▸ EXERCISE DATA:
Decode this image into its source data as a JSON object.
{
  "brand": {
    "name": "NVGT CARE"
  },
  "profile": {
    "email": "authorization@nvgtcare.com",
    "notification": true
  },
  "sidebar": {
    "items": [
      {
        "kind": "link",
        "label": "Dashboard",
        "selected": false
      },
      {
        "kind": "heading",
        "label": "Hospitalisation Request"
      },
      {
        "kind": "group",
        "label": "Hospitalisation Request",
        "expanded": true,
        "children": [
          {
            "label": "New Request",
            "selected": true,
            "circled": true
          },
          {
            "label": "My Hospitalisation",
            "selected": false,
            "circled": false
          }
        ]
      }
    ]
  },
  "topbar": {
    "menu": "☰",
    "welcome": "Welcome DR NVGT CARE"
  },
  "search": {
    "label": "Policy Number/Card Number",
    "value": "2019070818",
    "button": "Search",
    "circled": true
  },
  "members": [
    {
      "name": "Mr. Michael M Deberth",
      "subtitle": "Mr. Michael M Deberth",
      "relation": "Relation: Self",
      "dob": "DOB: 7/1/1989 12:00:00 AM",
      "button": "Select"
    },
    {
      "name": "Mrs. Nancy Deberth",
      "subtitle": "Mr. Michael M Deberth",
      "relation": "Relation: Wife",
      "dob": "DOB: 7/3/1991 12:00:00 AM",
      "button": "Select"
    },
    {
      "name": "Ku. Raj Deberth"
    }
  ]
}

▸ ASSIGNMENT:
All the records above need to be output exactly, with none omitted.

▸ EXERCISE OUTPUT:
Decode this image into its source data as a JSON object.
{
  "brand": {
    "name": "NVGT CARE"
  },
  "profile": {
    "email": "authorization@nvgtcare.com",
    "notification": true
  },
  "sidebar": {
    "items": [
      {
        "kind": "link",
        "label": "Dashboard",
        "selected": false
      },
      {
        "kind": "heading",
        "label": "Hospitalisation Request"
      },
      {
        "kind": "group",
        "label": "Hospitalisation Request",
        "expanded": true,
        "children": [
          {
            "label": "New Request",
            "selected": true,
            "circled": true
          },
          {
            "label": "My Hospitalisation",
            "selected": false,
            "circled": false
          }
        ]
      }
    ]
  },
  "topbar": {
    "menu": "☰",
    "welcome": "Welcome DR NVGT CARE"
  },
  "search": {
    "label": "Policy Number/Card Number",
    "value": "2019070818",
    "button": "Search",
    "circled": true
  },
  "members": [
    {
      "name": "Mr. Michael M Deberth",
      "subtitle": "Mr. Michael M Deberth",
      "relation": "Relation: Self",
      "dob": "DOB: 7/1/1989 12:00:00 AM",
      "button": "Select"
    },
    {
      "name": "Mrs. Nancy Deberth",
      "subtitle": "Mr. Michael M Deberth",
      "relation": "Relation: Wife",
      "dob": "DOB: 7/3/1991 12:00:00 AM",
      "button": "Select"
    },
    {
      "name": "Ku. Raj Deberth"
    }
  ]
}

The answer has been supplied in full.